§ **TASK OBJECTIVE**:
Reproduce each entry exactly, so that everything except the pictures is carried over.
━━━ SOURCE MATERIAL
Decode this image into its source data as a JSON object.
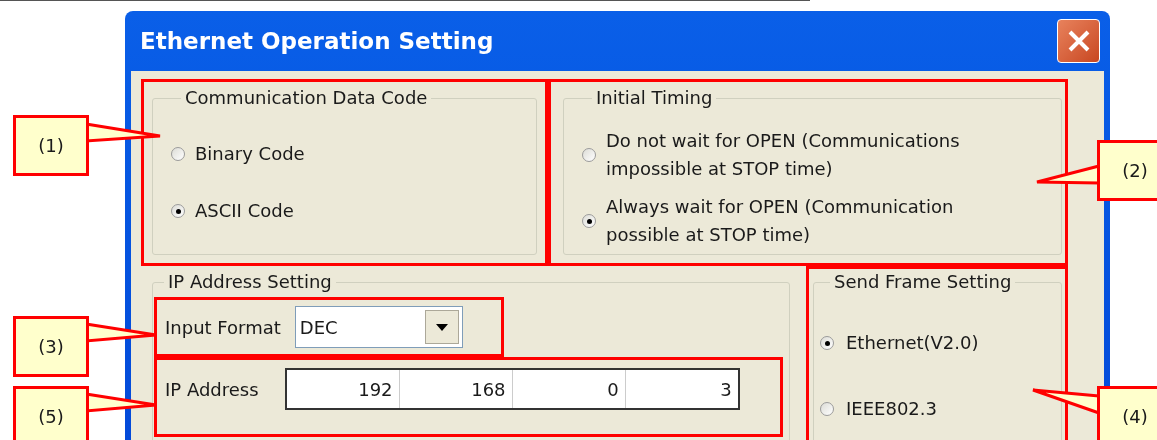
{
  "window": {
    "title": "Ethernet Operation Setting"
  },
  "communication_data_code": {
    "title": "Communication Data Code",
    "options": [
      {
        "lines": [
          "Binary Code"
        ],
        "selected": false
      },
      {
        "lines": [
          "ASCII Code"
        ],
        "selected": true
      }
    ]
  },
  "initial_timing": {
    "title": "Initial Timing",
    "options": [
      {
        "lines": [
          "Do not wait for OPEN (Communications",
          "impossible at STOP time)"
        ],
        "selected": false
      },
      {
        "lines": [
          "Always wait for OPEN (Communication",
          "possible at STOP time)"
        ],
        "selected": true
      }
    ]
  },
  "ip_address_setting": {
    "title": "IP Address Setting",
    "input_format": {
      "label": "Input Format",
      "value": "DEC"
    },
    "ip_address": {
      "label": "IP Address",
      "octets": [
        "192",
        "168",
        "0",
        "3"
      ]
    }
  },
  "send_frame_setting": {
    "title": "Send Frame Setting",
    "options": [
      {
        "lines": [
          "Ethernet(V2.0)"
        ],
        "selected": true
      },
      {
        "lines": [
          "IEEE802.3"
        ],
        "selected": false
      }
    ]
  },
  "callouts": [
    {
      "label": "(1)"
    },
    {
      "label": "(2)"
    },
    {
      "label": "(3)"
    },
    {
      "label": "(5)"
    },
    {
      "label": "(4)"
    }
  ]
}
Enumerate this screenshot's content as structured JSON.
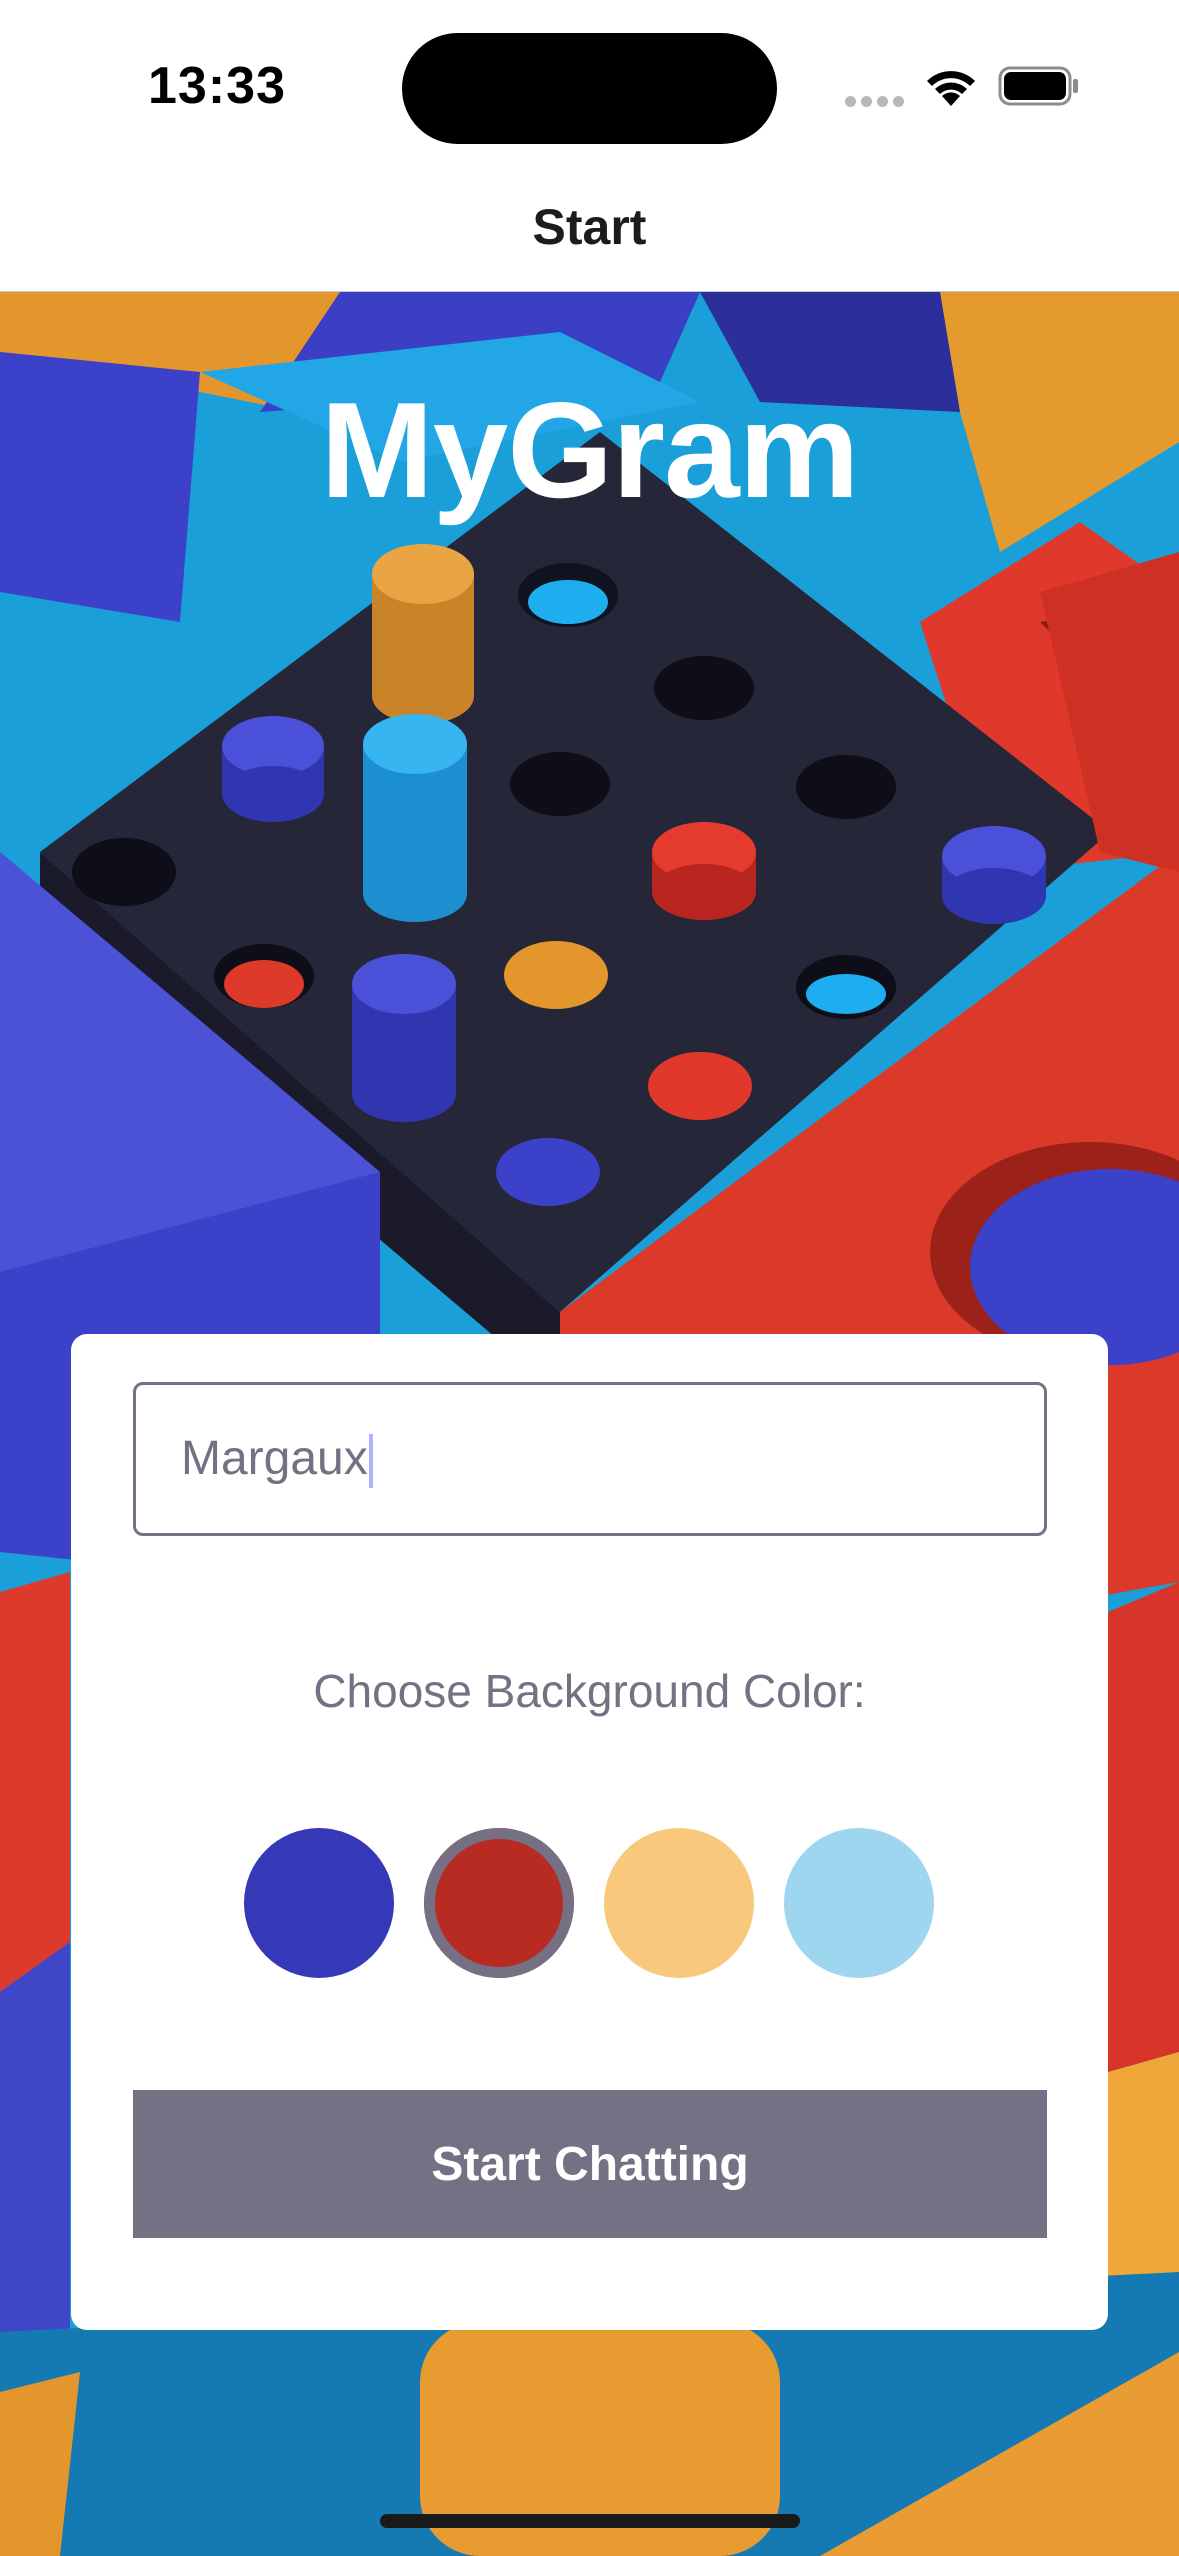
{
  "status_bar": {
    "time": "13:33",
    "icons": [
      "cellular-signal-icon",
      "wifi-icon",
      "battery-icon"
    ]
  },
  "nav": {
    "title": "Start"
  },
  "app": {
    "title": "MyGram"
  },
  "form": {
    "name_value": "Margaux",
    "color_label": "Choose Background Color:",
    "colors": [
      {
        "name": "color-option-1",
        "hex": "#3539b8",
        "selected": false
      },
      {
        "name": "color-option-2",
        "hex": "#b72b22",
        "selected": true
      },
      {
        "name": "color-option-3",
        "hex": "#f8c97c",
        "selected": false
      },
      {
        "name": "color-option-4",
        "hex": "#9fd6ef",
        "selected": false
      }
    ],
    "start_button_label": "Start Chatting"
  },
  "theme": {
    "accent": "#757083",
    "card_background": "#ffffff",
    "title_color": "#ffffff"
  }
}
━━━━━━
§ **RESPONSE**:
Decode this image into its source data as a JSON object.
{
  "window": {
    "title": "Ethernet Operation Setting"
  },
  "communication_data_code": {
    "title": "Communication Data Code",
    "options": [
      {
        "lines": [
          "Binary Code"
        ],
        "selected": false
      },
      {
        "lines": [
          "ASCII Code"
        ],
        "selected": true
      }
    ]
  },
  "initial_timing": {
    "title": "Initial Timing",
    "options": [
      {
        "lines": [
          "Do not wait for OPEN (Communications",
          "impossible at STOP time)"
        ],
        "selected": false
      },
      {
        "lines": [
          "Always wait for OPEN (Communication",
          "possible at STOP time)"
        ],
        "selected": true
      }
    ]
  },
  "ip_address_setting": {
    "title": "IP Address Setting",
    "input_format": {
      "label": "Input Format",
      "value": "DEC"
    },
    "ip_address": {
      "label": "IP Address",
      "octets": [
        "192",
        "168",
        "0",
        "3"
      ]
    }
  },
  "send_frame_setting": {
    "title": "Send Frame Setting",
    "options": [
      {
        "lines": [
          "Ethernet(V2.0)"
        ],
        "selected": true
      },
      {
        "lines": [
          "IEEE802.3"
        ],
        "selected": false
      }
    ]
  },
  "callouts": [
    {
      "label": "(1)"
    },
    {
      "label": "(2)"
    },
    {
      "label": "(3)"
    },
    {
      "label": "(5)"
    },
    {
      "label": "(4)"
    }
  ]
}
Enumerate this screenshot's content as structured JSON.
{
  "status_bar": {
    "time": "13:33",
    "icons": [
      "cellular-signal-icon",
      "wifi-icon",
      "battery-icon"
    ]
  },
  "nav": {
    "title": "Start"
  },
  "app": {
    "title": "MyGram"
  },
  "form": {
    "name_value": "Margaux",
    "color_label": "Choose Background Color:",
    "colors": [
      {
        "name": "color-option-1",
        "hex": "#3539b8",
        "selected": false
      },
      {
        "name": "color-option-2",
        "hex": "#b72b22",
        "selected": true
      },
      {
        "name": "color-option-3",
        "hex": "#f8c97c",
        "selected": false
      },
      {
        "name": "color-option-4",
        "hex": "#9fd6ef",
        "selected": false
      }
    ],
    "start_button_label": "Start Chatting"
  },
  "theme": {
    "accent": "#757083",
    "card_background": "#ffffff",
    "title_color": "#ffffff"
  }
}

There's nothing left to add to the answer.